[Records from a collection]
Content starts
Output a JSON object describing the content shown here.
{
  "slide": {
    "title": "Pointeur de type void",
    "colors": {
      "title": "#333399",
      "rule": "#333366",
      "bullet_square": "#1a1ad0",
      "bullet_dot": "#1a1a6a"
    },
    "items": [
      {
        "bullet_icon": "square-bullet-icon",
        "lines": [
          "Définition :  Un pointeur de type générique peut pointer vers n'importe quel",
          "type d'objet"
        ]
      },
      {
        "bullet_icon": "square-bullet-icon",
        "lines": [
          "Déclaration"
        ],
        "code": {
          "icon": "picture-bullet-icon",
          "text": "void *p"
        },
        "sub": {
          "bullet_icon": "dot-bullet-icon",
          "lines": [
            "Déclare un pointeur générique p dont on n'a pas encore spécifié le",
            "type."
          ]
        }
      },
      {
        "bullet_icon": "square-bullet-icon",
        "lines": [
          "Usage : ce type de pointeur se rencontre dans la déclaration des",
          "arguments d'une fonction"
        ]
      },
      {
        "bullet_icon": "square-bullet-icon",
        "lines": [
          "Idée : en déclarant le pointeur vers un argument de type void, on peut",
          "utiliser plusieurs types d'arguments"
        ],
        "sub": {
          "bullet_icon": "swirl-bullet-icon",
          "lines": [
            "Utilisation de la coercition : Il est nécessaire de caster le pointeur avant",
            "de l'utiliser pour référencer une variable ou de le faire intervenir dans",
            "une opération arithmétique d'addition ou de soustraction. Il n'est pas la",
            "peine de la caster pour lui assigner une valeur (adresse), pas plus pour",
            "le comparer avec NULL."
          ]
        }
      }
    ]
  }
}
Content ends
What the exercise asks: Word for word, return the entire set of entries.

Completed exercise:
Output a JSON object describing the content shown here.
{
  "slide": {
    "title": "Pointeur de type void",
    "colors": {
      "title": "#333399",
      "rule": "#333366",
      "bullet_square": "#1a1ad0",
      "bullet_dot": "#1a1a6a"
    },
    "items": [
      {
        "bullet_icon": "square-bullet-icon",
        "lines": [
          "Définition :  Un pointeur de type générique peut pointer vers n'importe quel",
          "type d'objet"
        ]
      },
      {
        "bullet_icon": "square-bullet-icon",
        "lines": [
          "Déclaration"
        ],
        "code": {
          "icon": "picture-bullet-icon",
          "text": "void *p"
        },
        "sub": {
          "bullet_icon": "dot-bullet-icon",
          "lines": [
            "Déclare un pointeur générique p dont on n'a pas encore spécifié le",
            "type."
          ]
        }
      },
      {
        "bullet_icon": "square-bullet-icon",
        "lines": [
          "Usage : ce type de pointeur se rencontre dans la déclaration des",
          "arguments d'une fonction"
        ]
      },
      {
        "bullet_icon": "square-bullet-icon",
        "lines": [
          "Idée : en déclarant le pointeur vers un argument de type void, on peut",
          "utiliser plusieurs types d'arguments"
        ],
        "sub": {
          "bullet_icon": "swirl-bullet-icon",
          "lines": [
            "Utilisation de la coercition : Il est nécessaire de caster le pointeur avant",
            "de l'utiliser pour référencer une variable ou de le faire intervenir dans",
            "une opération arithmétique d'addition ou de soustraction. Il n'est pas la",
            "peine de la caster pour lui assigner une valeur (adresse), pas plus pour",
            "le comparer avec NULL."
          ]
        }
      }
    ]
  }
}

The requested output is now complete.